━━━ Material to process
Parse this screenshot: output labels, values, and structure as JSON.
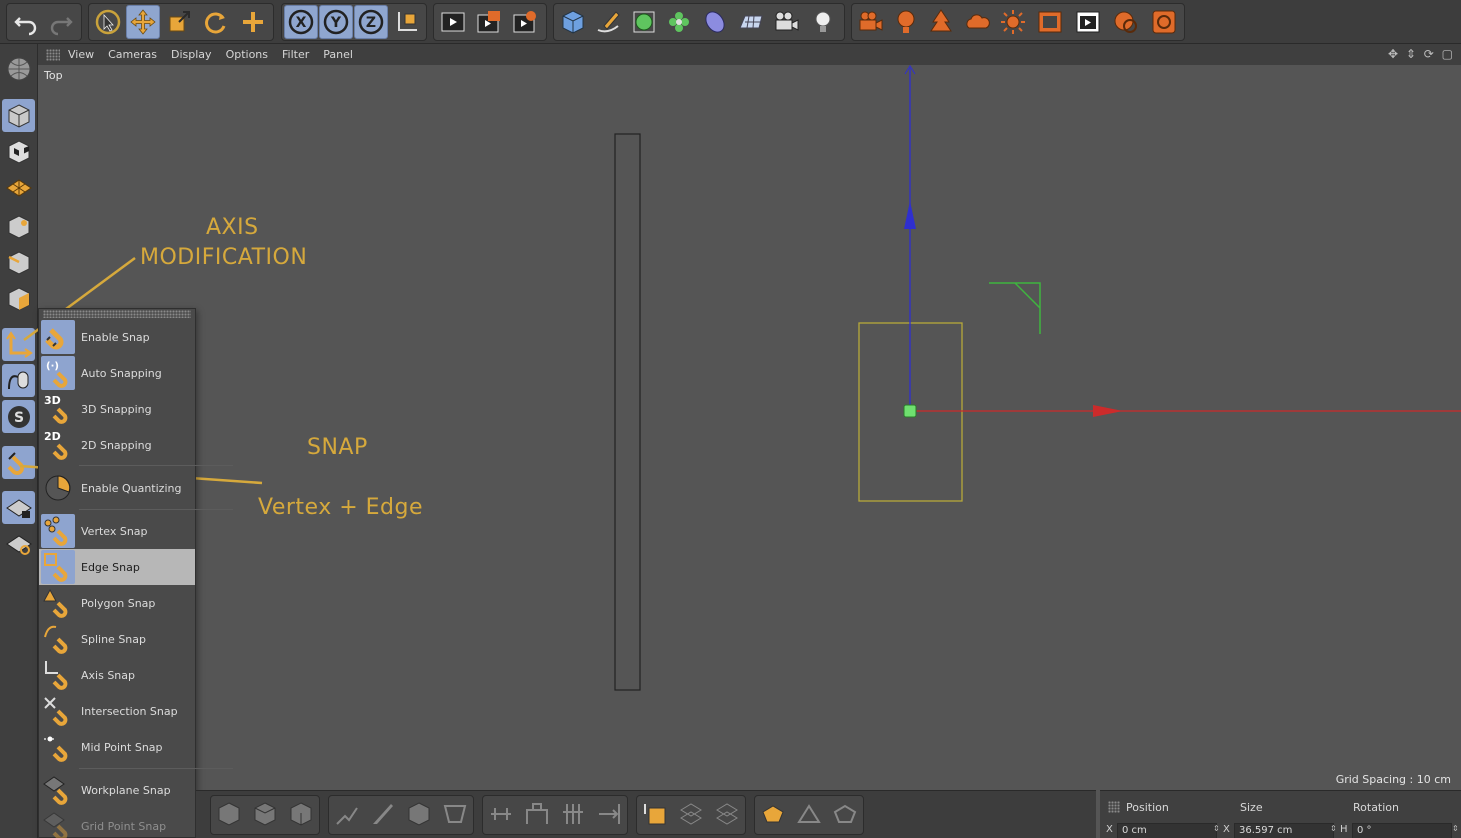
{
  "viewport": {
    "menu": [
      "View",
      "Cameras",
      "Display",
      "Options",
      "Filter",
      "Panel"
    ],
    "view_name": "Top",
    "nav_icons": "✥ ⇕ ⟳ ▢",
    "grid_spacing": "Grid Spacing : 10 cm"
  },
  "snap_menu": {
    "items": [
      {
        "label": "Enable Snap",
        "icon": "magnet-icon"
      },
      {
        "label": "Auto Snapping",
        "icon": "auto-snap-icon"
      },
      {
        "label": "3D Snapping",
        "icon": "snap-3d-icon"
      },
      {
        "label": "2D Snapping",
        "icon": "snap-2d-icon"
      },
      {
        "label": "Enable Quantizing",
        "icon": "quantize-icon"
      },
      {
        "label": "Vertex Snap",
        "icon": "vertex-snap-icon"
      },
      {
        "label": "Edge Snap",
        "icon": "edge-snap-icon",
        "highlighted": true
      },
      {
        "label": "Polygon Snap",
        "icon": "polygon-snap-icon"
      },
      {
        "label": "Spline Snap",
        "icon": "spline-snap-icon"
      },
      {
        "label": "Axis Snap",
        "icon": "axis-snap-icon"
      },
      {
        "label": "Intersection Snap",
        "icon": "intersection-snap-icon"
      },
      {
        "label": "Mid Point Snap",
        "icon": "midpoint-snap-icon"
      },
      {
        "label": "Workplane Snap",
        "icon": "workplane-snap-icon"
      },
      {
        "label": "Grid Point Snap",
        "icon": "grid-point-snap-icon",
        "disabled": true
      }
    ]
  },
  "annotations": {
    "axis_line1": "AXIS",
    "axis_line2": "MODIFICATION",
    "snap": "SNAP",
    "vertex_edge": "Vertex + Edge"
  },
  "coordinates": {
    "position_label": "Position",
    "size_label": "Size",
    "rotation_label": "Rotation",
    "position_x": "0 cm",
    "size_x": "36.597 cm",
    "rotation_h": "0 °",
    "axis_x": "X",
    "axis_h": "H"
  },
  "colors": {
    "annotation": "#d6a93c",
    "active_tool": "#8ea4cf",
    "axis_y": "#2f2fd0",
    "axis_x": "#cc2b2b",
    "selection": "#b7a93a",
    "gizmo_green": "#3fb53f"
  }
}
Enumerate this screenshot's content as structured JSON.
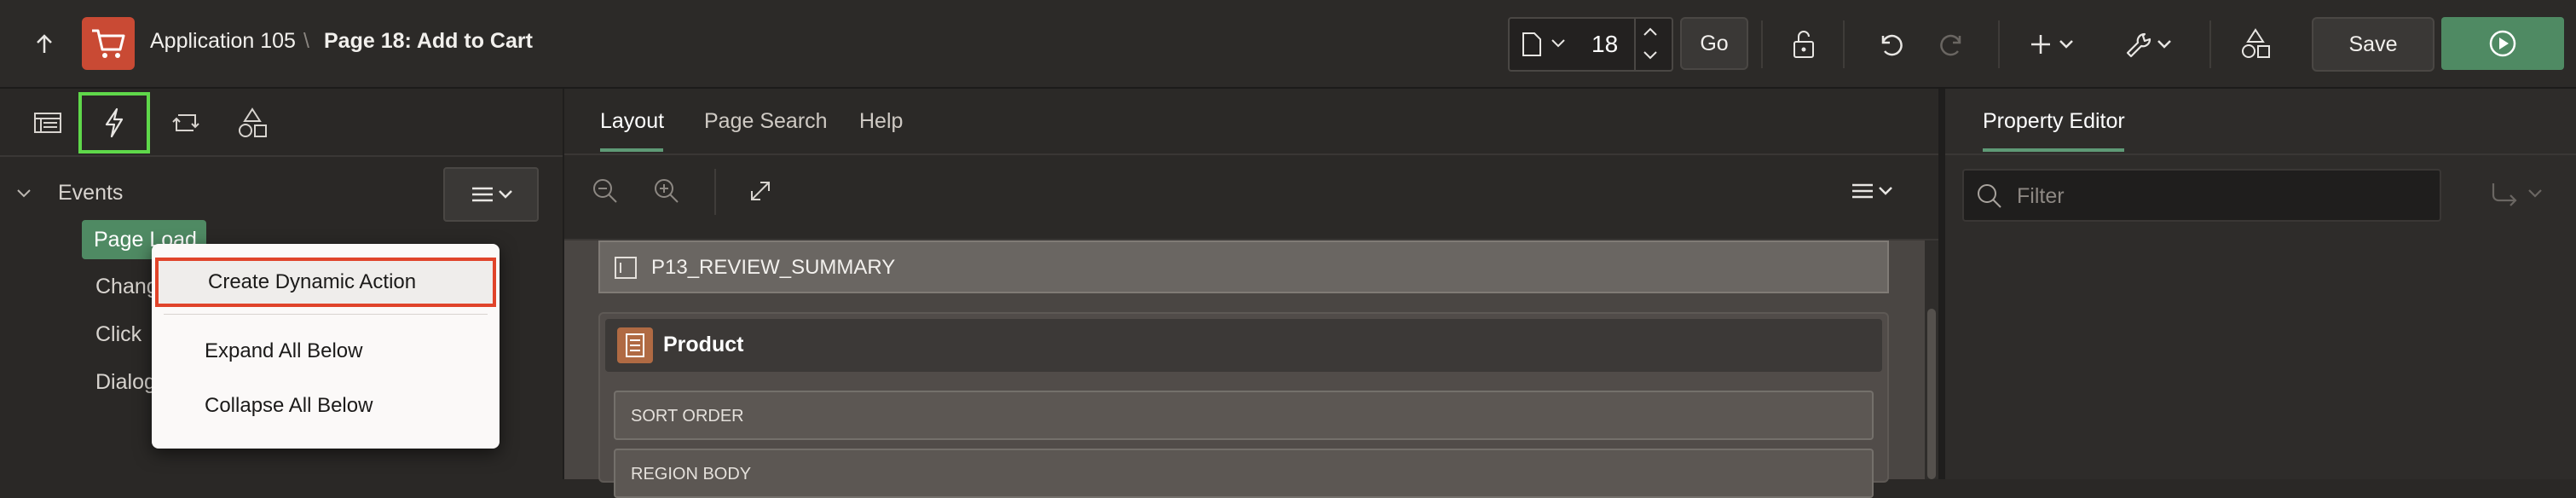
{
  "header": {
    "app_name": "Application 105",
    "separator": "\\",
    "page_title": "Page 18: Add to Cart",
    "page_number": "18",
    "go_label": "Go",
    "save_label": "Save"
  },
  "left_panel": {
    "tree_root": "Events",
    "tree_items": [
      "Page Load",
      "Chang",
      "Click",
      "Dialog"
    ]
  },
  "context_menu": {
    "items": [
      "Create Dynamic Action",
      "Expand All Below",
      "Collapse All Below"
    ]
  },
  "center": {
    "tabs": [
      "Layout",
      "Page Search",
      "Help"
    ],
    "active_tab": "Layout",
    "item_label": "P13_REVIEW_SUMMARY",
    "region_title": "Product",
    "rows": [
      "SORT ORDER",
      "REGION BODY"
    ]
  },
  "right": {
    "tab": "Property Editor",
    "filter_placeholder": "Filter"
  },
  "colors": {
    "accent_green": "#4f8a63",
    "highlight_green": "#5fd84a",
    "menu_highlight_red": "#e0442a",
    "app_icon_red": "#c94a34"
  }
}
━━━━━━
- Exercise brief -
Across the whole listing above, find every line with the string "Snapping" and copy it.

- Output for this task -
        "label": "Auto Snapping",
        "label": "3D Snapping",
        "label": "2D Snapping",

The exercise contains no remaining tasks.